Nothing in the entries should change; repeat them exactly.

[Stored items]
>>>

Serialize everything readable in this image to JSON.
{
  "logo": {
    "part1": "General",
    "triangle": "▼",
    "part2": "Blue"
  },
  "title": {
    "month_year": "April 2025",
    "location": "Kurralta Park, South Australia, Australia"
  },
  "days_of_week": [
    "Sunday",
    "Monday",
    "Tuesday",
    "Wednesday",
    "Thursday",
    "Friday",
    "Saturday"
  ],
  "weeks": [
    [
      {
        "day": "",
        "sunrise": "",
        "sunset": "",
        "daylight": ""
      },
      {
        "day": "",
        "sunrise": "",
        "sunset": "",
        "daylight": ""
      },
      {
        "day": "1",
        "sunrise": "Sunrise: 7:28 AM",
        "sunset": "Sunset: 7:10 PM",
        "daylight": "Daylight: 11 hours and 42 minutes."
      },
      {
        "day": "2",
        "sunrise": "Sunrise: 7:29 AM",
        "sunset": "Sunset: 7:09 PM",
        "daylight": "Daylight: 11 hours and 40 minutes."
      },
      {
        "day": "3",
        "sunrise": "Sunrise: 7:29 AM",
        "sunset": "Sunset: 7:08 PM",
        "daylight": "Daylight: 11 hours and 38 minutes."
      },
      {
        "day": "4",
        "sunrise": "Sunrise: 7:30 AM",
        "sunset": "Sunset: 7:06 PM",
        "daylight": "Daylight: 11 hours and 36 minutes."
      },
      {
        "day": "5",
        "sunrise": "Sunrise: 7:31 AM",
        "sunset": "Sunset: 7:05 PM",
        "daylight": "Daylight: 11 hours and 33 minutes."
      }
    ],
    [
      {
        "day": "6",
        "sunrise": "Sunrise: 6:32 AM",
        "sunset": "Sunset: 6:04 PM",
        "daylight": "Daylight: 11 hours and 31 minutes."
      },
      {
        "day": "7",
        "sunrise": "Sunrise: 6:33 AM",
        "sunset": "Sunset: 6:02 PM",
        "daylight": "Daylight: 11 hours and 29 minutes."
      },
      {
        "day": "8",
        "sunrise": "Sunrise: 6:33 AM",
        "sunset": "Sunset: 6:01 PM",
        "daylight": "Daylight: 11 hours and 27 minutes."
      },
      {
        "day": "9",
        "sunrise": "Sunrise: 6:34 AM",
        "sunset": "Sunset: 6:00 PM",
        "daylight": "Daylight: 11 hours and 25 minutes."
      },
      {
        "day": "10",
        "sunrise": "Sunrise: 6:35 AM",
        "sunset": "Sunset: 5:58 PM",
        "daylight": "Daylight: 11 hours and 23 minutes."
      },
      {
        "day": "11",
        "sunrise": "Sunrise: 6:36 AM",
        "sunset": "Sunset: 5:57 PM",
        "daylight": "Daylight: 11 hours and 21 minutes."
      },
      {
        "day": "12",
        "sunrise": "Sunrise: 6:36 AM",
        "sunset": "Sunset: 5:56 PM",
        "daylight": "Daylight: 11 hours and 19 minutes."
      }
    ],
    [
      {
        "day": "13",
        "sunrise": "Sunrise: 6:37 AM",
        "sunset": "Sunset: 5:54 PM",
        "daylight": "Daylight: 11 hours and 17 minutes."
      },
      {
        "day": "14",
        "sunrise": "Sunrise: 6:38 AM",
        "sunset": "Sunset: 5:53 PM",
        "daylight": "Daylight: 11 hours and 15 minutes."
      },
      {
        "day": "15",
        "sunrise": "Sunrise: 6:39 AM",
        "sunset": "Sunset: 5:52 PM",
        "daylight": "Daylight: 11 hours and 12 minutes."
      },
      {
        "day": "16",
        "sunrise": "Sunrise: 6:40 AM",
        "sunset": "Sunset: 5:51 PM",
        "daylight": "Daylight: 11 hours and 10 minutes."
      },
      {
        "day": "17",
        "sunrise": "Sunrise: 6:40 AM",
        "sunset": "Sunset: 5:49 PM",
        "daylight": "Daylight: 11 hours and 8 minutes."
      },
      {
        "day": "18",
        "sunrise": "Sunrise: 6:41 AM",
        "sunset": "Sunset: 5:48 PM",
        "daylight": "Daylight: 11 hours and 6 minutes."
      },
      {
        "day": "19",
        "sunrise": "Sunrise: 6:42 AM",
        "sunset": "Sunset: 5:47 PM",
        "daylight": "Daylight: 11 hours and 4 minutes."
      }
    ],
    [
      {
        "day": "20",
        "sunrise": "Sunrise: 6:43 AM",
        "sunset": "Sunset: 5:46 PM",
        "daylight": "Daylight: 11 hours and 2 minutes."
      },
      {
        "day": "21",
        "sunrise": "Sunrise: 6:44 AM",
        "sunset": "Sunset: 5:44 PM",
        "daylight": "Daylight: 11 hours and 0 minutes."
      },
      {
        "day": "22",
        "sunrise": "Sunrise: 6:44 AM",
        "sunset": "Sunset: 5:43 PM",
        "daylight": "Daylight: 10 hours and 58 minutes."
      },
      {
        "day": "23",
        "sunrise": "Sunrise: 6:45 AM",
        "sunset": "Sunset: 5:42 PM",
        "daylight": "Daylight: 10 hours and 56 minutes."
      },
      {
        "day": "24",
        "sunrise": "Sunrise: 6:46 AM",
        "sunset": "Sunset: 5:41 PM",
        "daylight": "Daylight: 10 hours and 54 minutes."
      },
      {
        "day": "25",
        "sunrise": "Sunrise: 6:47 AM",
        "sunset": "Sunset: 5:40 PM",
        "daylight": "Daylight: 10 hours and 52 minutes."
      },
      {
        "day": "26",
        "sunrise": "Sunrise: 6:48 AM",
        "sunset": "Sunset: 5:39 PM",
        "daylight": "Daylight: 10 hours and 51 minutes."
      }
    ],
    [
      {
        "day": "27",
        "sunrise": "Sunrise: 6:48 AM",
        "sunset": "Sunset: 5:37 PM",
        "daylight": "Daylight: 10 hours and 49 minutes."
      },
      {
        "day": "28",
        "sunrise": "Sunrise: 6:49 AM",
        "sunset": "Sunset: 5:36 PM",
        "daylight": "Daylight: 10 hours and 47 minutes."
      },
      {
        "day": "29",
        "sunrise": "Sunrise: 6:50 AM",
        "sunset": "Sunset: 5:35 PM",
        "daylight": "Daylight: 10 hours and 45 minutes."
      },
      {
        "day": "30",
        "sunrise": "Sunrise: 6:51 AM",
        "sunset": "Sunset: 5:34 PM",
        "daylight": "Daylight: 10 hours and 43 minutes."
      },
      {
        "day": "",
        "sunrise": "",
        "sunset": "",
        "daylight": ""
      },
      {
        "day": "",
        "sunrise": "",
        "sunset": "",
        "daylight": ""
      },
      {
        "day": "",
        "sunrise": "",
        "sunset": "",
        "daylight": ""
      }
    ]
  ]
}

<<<

## Response below
Serialize everything readable in this image to JSON.
{
  "logo": {
    "part1": "General",
    "triangle": "▼",
    "part2": "Blue"
  },
  "title": {
    "month_year": "April 2025",
    "location": "Kurralta Park, South Australia, Australia"
  },
  "days_of_week": [
    "Sunday",
    "Monday",
    "Tuesday",
    "Wednesday",
    "Thursday",
    "Friday",
    "Saturday"
  ],
  "weeks": [
    [
      {
        "day": "",
        "sunrise": "",
        "sunset": "",
        "daylight": ""
      },
      {
        "day": "",
        "sunrise": "",
        "sunset": "",
        "daylight": ""
      },
      {
        "day": "1",
        "sunrise": "Sunrise: 7:28 AM",
        "sunset": "Sunset: 7:10 PM",
        "daylight": "Daylight: 11 hours and 42 minutes."
      },
      {
        "day": "2",
        "sunrise": "Sunrise: 7:29 AM",
        "sunset": "Sunset: 7:09 PM",
        "daylight": "Daylight: 11 hours and 40 minutes."
      },
      {
        "day": "3",
        "sunrise": "Sunrise: 7:29 AM",
        "sunset": "Sunset: 7:08 PM",
        "daylight": "Daylight: 11 hours and 38 minutes."
      },
      {
        "day": "4",
        "sunrise": "Sunrise: 7:30 AM",
        "sunset": "Sunset: 7:06 PM",
        "daylight": "Daylight: 11 hours and 36 minutes."
      },
      {
        "day": "5",
        "sunrise": "Sunrise: 7:31 AM",
        "sunset": "Sunset: 7:05 PM",
        "daylight": "Daylight: 11 hours and 33 minutes."
      }
    ],
    [
      {
        "day": "6",
        "sunrise": "Sunrise: 6:32 AM",
        "sunset": "Sunset: 6:04 PM",
        "daylight": "Daylight: 11 hours and 31 minutes."
      },
      {
        "day": "7",
        "sunrise": "Sunrise: 6:33 AM",
        "sunset": "Sunset: 6:02 PM",
        "daylight": "Daylight: 11 hours and 29 minutes."
      },
      {
        "day": "8",
        "sunrise": "Sunrise: 6:33 AM",
        "sunset": "Sunset: 6:01 PM",
        "daylight": "Daylight: 11 hours and 27 minutes."
      },
      {
        "day": "9",
        "sunrise": "Sunrise: 6:34 AM",
        "sunset": "Sunset: 6:00 PM",
        "daylight": "Daylight: 11 hours and 25 minutes."
      },
      {
        "day": "10",
        "sunrise": "Sunrise: 6:35 AM",
        "sunset": "Sunset: 5:58 PM",
        "daylight": "Daylight: 11 hours and 23 minutes."
      },
      {
        "day": "11",
        "sunrise": "Sunrise: 6:36 AM",
        "sunset": "Sunset: 5:57 PM",
        "daylight": "Daylight: 11 hours and 21 minutes."
      },
      {
        "day": "12",
        "sunrise": "Sunrise: 6:36 AM",
        "sunset": "Sunset: 5:56 PM",
        "daylight": "Daylight: 11 hours and 19 minutes."
      }
    ],
    [
      {
        "day": "13",
        "sunrise": "Sunrise: 6:37 AM",
        "sunset": "Sunset: 5:54 PM",
        "daylight": "Daylight: 11 hours and 17 minutes."
      },
      {
        "day": "14",
        "sunrise": "Sunrise: 6:38 AM",
        "sunset": "Sunset: 5:53 PM",
        "daylight": "Daylight: 11 hours and 15 minutes."
      },
      {
        "day": "15",
        "sunrise": "Sunrise: 6:39 AM",
        "sunset": "Sunset: 5:52 PM",
        "daylight": "Daylight: 11 hours and 12 minutes."
      },
      {
        "day": "16",
        "sunrise": "Sunrise: 6:40 AM",
        "sunset": "Sunset: 5:51 PM",
        "daylight": "Daylight: 11 hours and 10 minutes."
      },
      {
        "day": "17",
        "sunrise": "Sunrise: 6:40 AM",
        "sunset": "Sunset: 5:49 PM",
        "daylight": "Daylight: 11 hours and 8 minutes."
      },
      {
        "day": "18",
        "sunrise": "Sunrise: 6:41 AM",
        "sunset": "Sunset: 5:48 PM",
        "daylight": "Daylight: 11 hours and 6 minutes."
      },
      {
        "day": "19",
        "sunrise": "Sunrise: 6:42 AM",
        "sunset": "Sunset: 5:47 PM",
        "daylight": "Daylight: 11 hours and 4 minutes."
      }
    ],
    [
      {
        "day": "20",
        "sunrise": "Sunrise: 6:43 AM",
        "sunset": "Sunset: 5:46 PM",
        "daylight": "Daylight: 11 hours and 2 minutes."
      },
      {
        "day": "21",
        "sunrise": "Sunrise: 6:44 AM",
        "sunset": "Sunset: 5:44 PM",
        "daylight": "Daylight: 11 hours and 0 minutes."
      },
      {
        "day": "22",
        "sunrise": "Sunrise: 6:44 AM",
        "sunset": "Sunset: 5:43 PM",
        "daylight": "Daylight: 10 hours and 58 minutes."
      },
      {
        "day": "23",
        "sunrise": "Sunrise: 6:45 AM",
        "sunset": "Sunset: 5:42 PM",
        "daylight": "Daylight: 10 hours and 56 minutes."
      },
      {
        "day": "24",
        "sunrise": "Sunrise: 6:46 AM",
        "sunset": "Sunset: 5:41 PM",
        "daylight": "Daylight: 10 hours and 54 minutes."
      },
      {
        "day": "25",
        "sunrise": "Sunrise: 6:47 AM",
        "sunset": "Sunset: 5:40 PM",
        "daylight": "Daylight: 10 hours and 52 minutes."
      },
      {
        "day": "26",
        "sunrise": "Sunrise: 6:48 AM",
        "sunset": "Sunset: 5:39 PM",
        "daylight": "Daylight: 10 hours and 51 minutes."
      }
    ],
    [
      {
        "day": "27",
        "sunrise": "Sunrise: 6:48 AM",
        "sunset": "Sunset: 5:37 PM",
        "daylight": "Daylight: 10 hours and 49 minutes."
      },
      {
        "day": "28",
        "sunrise": "Sunrise: 6:49 AM",
        "sunset": "Sunset: 5:36 PM",
        "daylight": "Daylight: 10 hours and 47 minutes."
      },
      {
        "day": "29",
        "sunrise": "Sunrise: 6:50 AM",
        "sunset": "Sunset: 5:35 PM",
        "daylight": "Daylight: 10 hours and 45 minutes."
      },
      {
        "day": "30",
        "sunrise": "Sunrise: 6:51 AM",
        "sunset": "Sunset: 5:34 PM",
        "daylight": "Daylight: 10 hours and 43 minutes."
      },
      {
        "day": "",
        "sunrise": "",
        "sunset": "",
        "daylight": ""
      },
      {
        "day": "",
        "sunrise": "",
        "sunset": "",
        "daylight": ""
      },
      {
        "day": "",
        "sunrise": "",
        "sunset": "",
        "daylight": ""
      }
    ]
  ]
}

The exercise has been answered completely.